Wind and Solar Won’t Replace Oil
As tragic as the oil spill is, reports are conflating energy sources that are used much differently. Reuters is one of many papers that fails to distinguish petroleum production for the transportation sector and renewable generation for the electricity sector. Reuters’ Richard Cowen reported on May 4th that Senator Harry Reid (D-NV) “told reporters the oil spill should expedite alternative energy legislation, which would encourage the use of cleaner power sources, such as wind and solar.”
What Reuters and others fail to point out is how little petroleum fuels our electricity sector. According to the U.S. Energy Information Administration, In January 2010 coal provided 48.3 percent of electricity with nuclear energy and natural gas contributing about one fifth of our country’s electric power. Hydroelectric power produced 6.1 percent and other renewable electricity such as biomass, wind and solar contributed 3.7 percent.
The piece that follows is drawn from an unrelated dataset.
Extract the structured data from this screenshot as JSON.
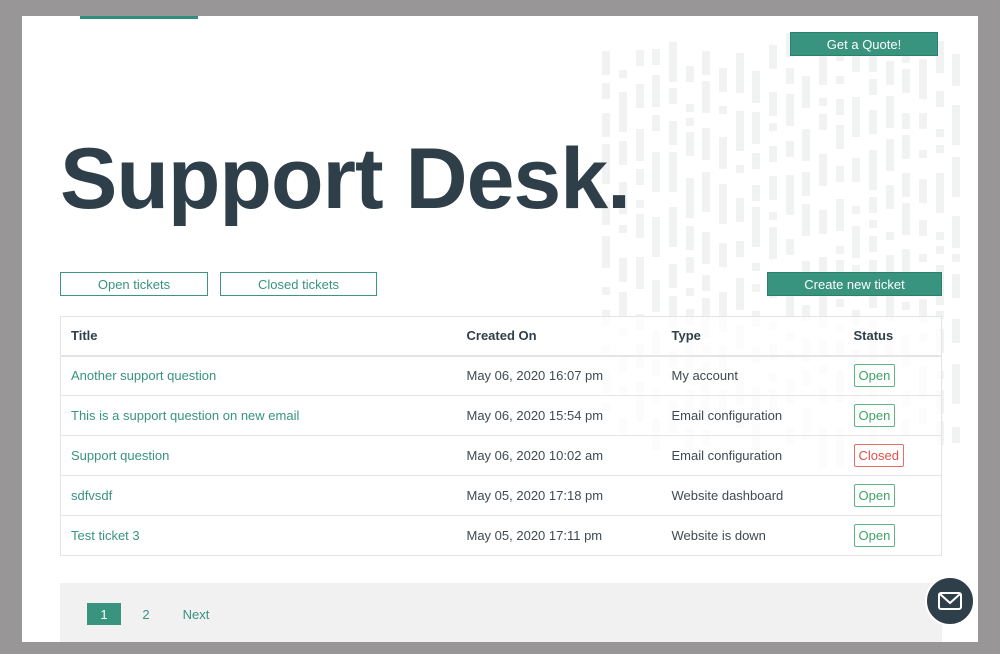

At the bottom was petroleum, which provided 1.2 percent – petroleum liquids at .9 percent and petroleum coke at .3 percent.
The only way wind and solar would displace oil use in the United States is if we completely transformed our transportation sector to an electric one, which would clearly be a massive overhaul. Biofuels and switchgrass is another option but for those sources to replace oil would take unprecedented amount of production, are more expensive and present their own environmental challenges.